Graphic Novels in Libraries Supporting Teacher Education and Librarianship Programs

By Williams, Virginia Kay; Peterson, Damen V. | Library Resources & Technical Services, July 2009 | Go to article overview

Graphic Novels in Libraries Supporting Teacher Education and Librarianship Programs


Williams, Virginia Kay, Peterson, Damen V., Library Resources & Technical Services


Academic libraries supporting education and library science programs collect juvenile literature to support courses that teach students to evaluate and use books with children and teenagers. Graphic novels have not only become popular with teens but also are being frequently discussed in both the education and library literature. This paper discusses the literature on graphic novels for teens, explores the extent to which academic libraries supporting education and library science programs collect graphic novels for teens, and concludes that academic librarians responsible for juvenile collections should evaluate their graphic novel holdings and begin actively collecting graphic novels for teens.

**********

Two decades ago, graphic novels were virtually unknown to librarians and educators, but during the last decade graphic novels exploded in popularity and began to appear regularly on recommended book lists. By 1994, the Library of Congress Authority File included graphic novels as an authorized subject heading. (1) As librarians noticed that teenagers, traditionally a hard audience to reach, read graphic novels, the library literature began to feature lists of good graphic novels, tips on developing graphic novel collections, and anecdotes about teenagers' insatiable demand for graphic novels. By 2005, several library journals had regular columns on graphic novels for young adult collections, and articles on using graphic novels in the classroom were appearing in education journals.

The current study began when one of the authors, a former high school librarian, noticed the excitement about graphic novels and reluctantly decided to read a few highly recommended tides to update her knowledge of young adult literature. None of the titles she wished to read were available in the university library's juvenile collection even though the university library supported a large teacher education program with courses in both children's and young adult literature. Juvenile literature courses are a staple of teacher education because future teachers must learn to select and use books with the students they will be teaching just as future librarians learn about selecting and marketing books to library users. The former high school librarian mentioned her inability to find the desired titles to a colleague who read graphic novels for pleasure; he was unsurprised because his personal experience was that graphic novels were more often found in stores than libraries.
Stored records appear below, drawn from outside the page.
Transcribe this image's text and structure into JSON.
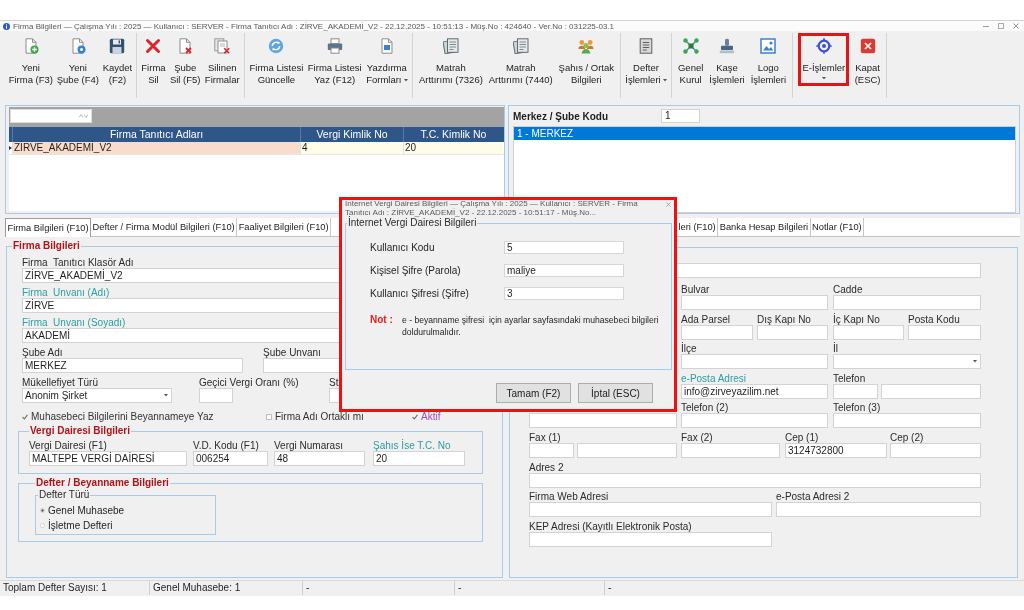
{
  "window": {
    "title": "Firma Bilgileri — Çalışma Yılı : 2025 — Kullanıcı : SERVER - Firma Tanıtıcı Adı : ZİRVE_AKADEMİ_V2 - 22.12.2025 - 10:51:13 - Müş.No : 424640 - Ver.No : 031225-03.1"
  },
  "toolbar": {
    "groups": [
      [
        {
          "kind": "new-firm",
          "label": "Yeni\nFirma (F3)",
          "dropdown": false,
          "highlighted": false
        },
        {
          "kind": "new-branch",
          "label": "Yeni\nŞube (F4)",
          "dropdown": false,
          "highlighted": false
        },
        {
          "kind": "save",
          "label": "Kaydet\n(F2)",
          "dropdown": false,
          "highlighted": false
        }
      ],
      [
        {
          "kind": "delete",
          "label": "Firma\nSil",
          "dropdown": false,
          "highlighted": false
        },
        {
          "kind": "delete-branch",
          "label": "Şube\nSil (F5)",
          "dropdown": false,
          "highlighted": false
        },
        {
          "kind": "deleted-list",
          "label": "Silinen\nFirmalar",
          "dropdown": false,
          "highlighted": false
        }
      ],
      [
        {
          "kind": "refresh",
          "label": "Firma Listesi\nGüncelle",
          "dropdown": false,
          "highlighted": false
        },
        {
          "kind": "print",
          "label": "Firma Listesi\nYaz (F12)",
          "dropdown": false,
          "highlighted": false
        },
        {
          "kind": "print-forms",
          "label": "Yazdırma\nFormları",
          "dropdown": true,
          "highlighted": false
        }
      ],
      [
        {
          "kind": "tax-base",
          "label": "Matrah\nArttırımı (7326)",
          "dropdown": false,
          "highlighted": false
        },
        {
          "kind": "tax-base",
          "label": "Matrah\nArttırımı (7440)",
          "dropdown": false,
          "highlighted": false
        },
        {
          "kind": "partners",
          "label": "Şahıs / Ortak\nBilgileri",
          "dropdown": false,
          "highlighted": false
        }
      ],
      [
        {
          "kind": "ledger",
          "label": "Defter\nİşlemleri",
          "dropdown": true,
          "highlighted": false
        }
      ],
      [
        {
          "kind": "assembly",
          "label": "Genel\nKurul",
          "dropdown": false,
          "highlighted": false
        },
        {
          "kind": "stamp",
          "label": "Kaşe\nİşlemleri",
          "dropdown": false,
          "highlighted": false
        },
        {
          "kind": "logo",
          "label": "Logo\nİşlemleri",
          "dropdown": false,
          "highlighted": false
        }
      ],
      [
        {
          "kind": "e-services",
          "label": "E-İşlemler",
          "dropdown": true,
          "highlighted": true
        },
        {
          "kind": "close",
          "label": "Kapat\n(ESC)",
          "dropdown": false,
          "highlighted": false
        }
      ]
    ]
  },
  "firm_grid": {
    "columns": [
      "Firma Tanıtıcı Adları",
      "Vergi Kimlik No",
      "T.C. Kimlik No"
    ],
    "rows": [
      {
        "cells": [
          "ZİRVE_AKADEMİ_V2",
          "4",
          "20"
        ],
        "selected": true
      }
    ]
  },
  "branches": {
    "label": "Merkez / Şube Kodu",
    "code": "1",
    "items": [
      {
        "text": "1 - MERKEZ",
        "selected": true
      }
    ]
  },
  "tabs": [
    {
      "label": "Firma Bilgileri (F10)",
      "selected": true
    },
    {
      "label": "Defter / Firma Modül Bilgileri (F10)",
      "selected": false
    },
    {
      "label": "Faaliyet Bilgileri (F10)",
      "selected": false
    },
    {
      "label": "leri (F10)",
      "selected": false
    },
    {
      "label": "Banka Hesap Bilgileri",
      "selected": false
    },
    {
      "label": "Notlar (F10)",
      "selected": false
    }
  ],
  "firm_info": {
    "legend": "Firma Bilgileri",
    "rows": [
      [
        {
          "kind": "text",
          "label": "Firma  Tanıtıcı Klasör Adı",
          "value": "ZİRVE_AKADEMİ_V2",
          "emphasized": false
        }
      ],
      [
        {
          "kind": "text",
          "label": "Firma  Unvanı (Adı)",
          "value": "ZİRVE",
          "emphasized": true
        }
      ],
      [
        {
          "kind": "text",
          "label": "Firma  Unvanı (Soyadı)",
          "value": "AKADEMİ",
          "emphasized": true
        }
      ],
      [
        {
          "kind": "text",
          "label": "Şube Adı",
          "value": "MERKEZ",
          "emphasized": false
        },
        {
          "kind": "text",
          "label": "Şube Unvanı",
          "emphasized": false
        }
      ],
      [
        {
          "kind": "select",
          "label": "Mükellefiyet Türü",
          "value": "Anonim Şirket",
          "emphasized": false
        },
        {
          "kind": "text",
          "label": "Geçici Vergi Oranı (%)",
          "emphasized": false
        },
        {
          "kind": "text",
          "label": "St",
          "emphasized": false
        }
      ]
    ],
    "checkboxes": [
      {
        "label": "Muhasebeci Bilgilerini Beyannameye Yaz",
        "checked": true,
        "emphasized": false
      },
      {
        "label": "Firma Adı Ortaklı mı",
        "checked": false,
        "emphasized": false
      },
      {
        "label": "Aktif",
        "checked": true,
        "emphasized": true
      }
    ],
    "tax_office": {
      "legend": "Vergi Dairesi Bilgileri",
      "fields": [
        {
          "kind": "text",
          "label": "Vergi Dairesi (F1)",
          "value": "MALTEPE VERGİ DAİRESİ",
          "emphasized": false
        },
        {
          "kind": "text",
          "label": "V.D. Kodu (F1)",
          "value": "006254",
          "emphasized": false
        },
        {
          "kind": "text",
          "label": "Vergi Numarası",
          "value": "48",
          "emphasized": false
        },
        {
          "kind": "text",
          "label": "Şahıs İse T.C. No",
          "value": "20",
          "emphasized": true
        }
      ]
    },
    "ledger": {
      "legend": "Defter / Beyanname Bilgileri",
      "type_legend": "Defter Türü",
      "options": [
        {
          "label": "Genel Muhasebe",
          "selected": true
        },
        {
          "label": "İşletme Defteri",
          "selected": false
        }
      ]
    }
  },
  "address": {
    "rows": [
      [
        {
          "kind": "text"
        }
      ],
      [
        {
          "kind": "text",
          "label": "Bulvar",
          "emphasized": false
        },
        {
          "kind": "text",
          "label": "Cadde",
          "emphasized": false
        }
      ],
      [
        {
          "kind": "text",
          "label": "Ada Parsel",
          "emphasized": false
        },
        {
          "kind": "text",
          "label": "Dış Kapı No",
          "emphasized": false
        },
        {
          "kind": "text",
          "label": "İç Kapı No",
          "emphasized": false
        },
        {
          "kind": "text",
          "label": "Posta Kodu",
          "emphasized": false
        }
      ],
      [
        {
          "kind": "text",
          "label": "İlçe",
          "emphasized": false
        },
        {
          "kind": "select",
          "label": "İl",
          "emphasized": false
        }
      ],
      [
        {
          "kind": "text",
          "label": "e-Posta Adresi",
          "value": "info@zirveyazilim.net",
          "emphasized": true
        },
        {
          "kind": "split",
          "label": "Telefon",
          "emphasized": false
        }
      ],
      [
        {
          "kind": "text"
        },
        {
          "kind": "text",
          "label": "Telefon (2)",
          "emphasized": false
        },
        {
          "kind": "text",
          "label": "Telefon (3)",
          "emphasized": false
        }
      ],
      [
        {
          "kind": "split",
          "label": "Fax (1)",
          "emphasized": false
        },
        {
          "kind": "text",
          "label": "Fax (2)",
          "emphasized": false
        },
        {
          "kind": "text",
          "label": "Cep (1)",
          "value": "3124732800",
          "emphasized": false
        },
        {
          "kind": "text",
          "label": "Cep (2)",
          "emphasized": false
        }
      ],
      [
        {
          "kind": "text",
          "label": "Adres 2",
          "emphasized": false
        }
      ],
      [
        {
          "kind": "text",
          "label": "Firma Web Adresi",
          "emphasized": false
        },
        {
          "kind": "text",
          "label": "e-Posta Adresi 2",
          "emphasized": false
        }
      ],
      [
        {
          "kind": "text",
          "label": "KEP Adresi (Kayıtlı Elektronik Posta)",
          "emphasized": false
        }
      ]
    ]
  },
  "status_bar": [
    "Toplam Defter Sayısı: 1",
    "Genel Muhasebe: 1",
    "-",
    "-",
    "-"
  ],
  "dialog": {
    "title": "İnternet Vergi Dairesi Bilgileri — Çalışma Yılı : 2025 — Kullanıcı : SERVER - Firma Tanıtıcı Adı : ZİRVE_AKADEMİ_V2 - 22.12.2025 - 10:51:17 - Müş.No...",
    "highlighted": true,
    "legend": "İnternet Vergi Dairesi Bilgileri",
    "fields": [
      {
        "label": "Kullanıcı Kodu",
        "value": "5"
      },
      {
        "label": "Kişisel Şifre (Parola)",
        "value": "maliye"
      },
      {
        "label": "Kullanıcı Şifresi (Şifre)",
        "value": "3"
      }
    ],
    "note_label": "Not :",
    "note": "e - beyanname şifresi  için ayarlar sayfasındaki muhasebeci bilgileri doldurulmalıdır.",
    "buttons": [
      "Tamam (F2)",
      "İptal (ESC)"
    ]
  }
}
If both the education and library literature discuss graphic novels for teens, academic libraries supporting education and library science programs should provide graphic novels for students in those programs to examine and evaluate. The authors decided to investigate whether academic libraries that support teacher education and library science programs have been collecting graphic novels for teens.

Literature Review

According to Rothschild, Will Eisner coined the term graphic novel in 1978 as a description of his book Contract with God, but people still disagree about just what a graphic novel is. (2) Eisner, who had worked with comics for more than forty years, used graphic novel as a marketing term; he later explained that he wanted to distinguish his series of illustrated stories about a Jewish family in the Great Depression from comic books to improve his chances of finding a publisher. (3) Eisner referred to graphic novels as "sequential art," but Weiner called them "book-length comic books that are meant to be read as one story." (4) Goldsmith, who defines graphic novels as "storytelling through ... sequential art," distinguishes them from comic books by saying that graphic novels present a story with a distinct beginning and end, even when that story is told in multiple volumes, while comic books are serials with a limitless number of episodes. (5) People sometimes confuse manga with graphic novels. The term manga refers to Japanese comic books, which may be fiction or nonfiction; translated manga and graphic novels are often displayed together in stores and libraries.

The rest of this article is only available to active members of Questia

Sign up now for a free, 1-day trial and receive full access to:

  • Questia's entire collection
  • Automatic bibliography creation
  • More helpful research tools like notes, citations, and highlights
  • Ad-free environment

Already a member? Log in now.

Notes for this article

Add a new note
If you are trying to select text to create highlights or citations, remember that you must now click or tap on the first word, and then click or tap on the last word.
One moment ...
Project items

Items saved from this article

This article has been saved
Highlights (0)
Some of your highlights are legacy items.

Highlights saved before July 30, 2012 will not be displayed on their respective source pages.

You can easily re-create the highlights by opening the book page or article, selecting the text, and clicking “Highlight.”

Citations (0)
Some of your citations are legacy items.

Any citation created before July 30, 2012 will labeled as a “Cited page.” New citations will be saved as cited passages, pages or articles.

We also added the ability to view new citations from your projects or the book or article where you created them.

Notes (0)
Bookmarks (0)

You have no saved items from this article

Project items include:
  • Saved book/article
  • Highlights
  • Quotes/citations
  • Notes
  • Bookmarks
Notes
Cite this article

Cited article

Style
Citations are available only to our active members.
Sign up now to cite pages or passages in MLA, APA and Chicago citation styles.

(Einhorn, 1992, p. 25)

(Einhorn 25)

1

1. Lois J. Einhorn, Abraham Lincoln, the Orator: Penetrating the Lincoln Legend (Westport, CT: Greenwood Press, 1992), 25, http://www.questia.com/read/27419298.

Cited article

Graphic Novels in Libraries Supporting Teacher Education and Librarianship Programs
Settings

Settings

Typeface
Text size Smaller Larger
Search within

Search within this article

Look up

Look up a word

  • Dictionary
  • Thesaurus
Please submit a word or phrase above.
Print this page

Print this page

Why can't I print more than one page at a time?

Full screen

matching results for page

Cited passage

Style
Citations are available only to our active members.
Sign up now to cite pages or passages in MLA, APA and Chicago citation styles.

"Portraying himself as an honest, ordinary person helped Lincoln identify with his audiences." (Einhorn, 1992, p. 25).

"Portraying himself as an honest, ordinary person helped Lincoln identify with his audiences." (Einhorn 25)

"Portraying himself as an honest, ordinary person helped Lincoln identify with his audiences."1

1. Lois J. Einhorn, Abraham Lincoln, the Orator: Penetrating the Lincoln Legend (Westport, CT: Greenwood Press, 1992), 25, http://www.questia.com/read/27419298.

Cited passage

Welcome to the new Questia Reader

The Questia Reader has been updated to provide you with an even better online reading experience.  It is now 100% Responsive, which means you can read our books and articles on any sized device you wish.  All of your favorite tools like notes, highlights, and citations are still here, but the way you select text has been updated to be easier to use, especially on touchscreen devices.  Here's how:

1. Click or tap the first word you want to select.
2. Click or tap the last word you want to select.

OK, got it!

Thanks for trying Questia!

Please continue trying out our research tools, but please note, full functionality is available only to our active members.

Your work will be lost once you leave this Web page.

For full access in an ad-free environment, sign up now for a FREE, 1-day trial.

Already a member? Log in now.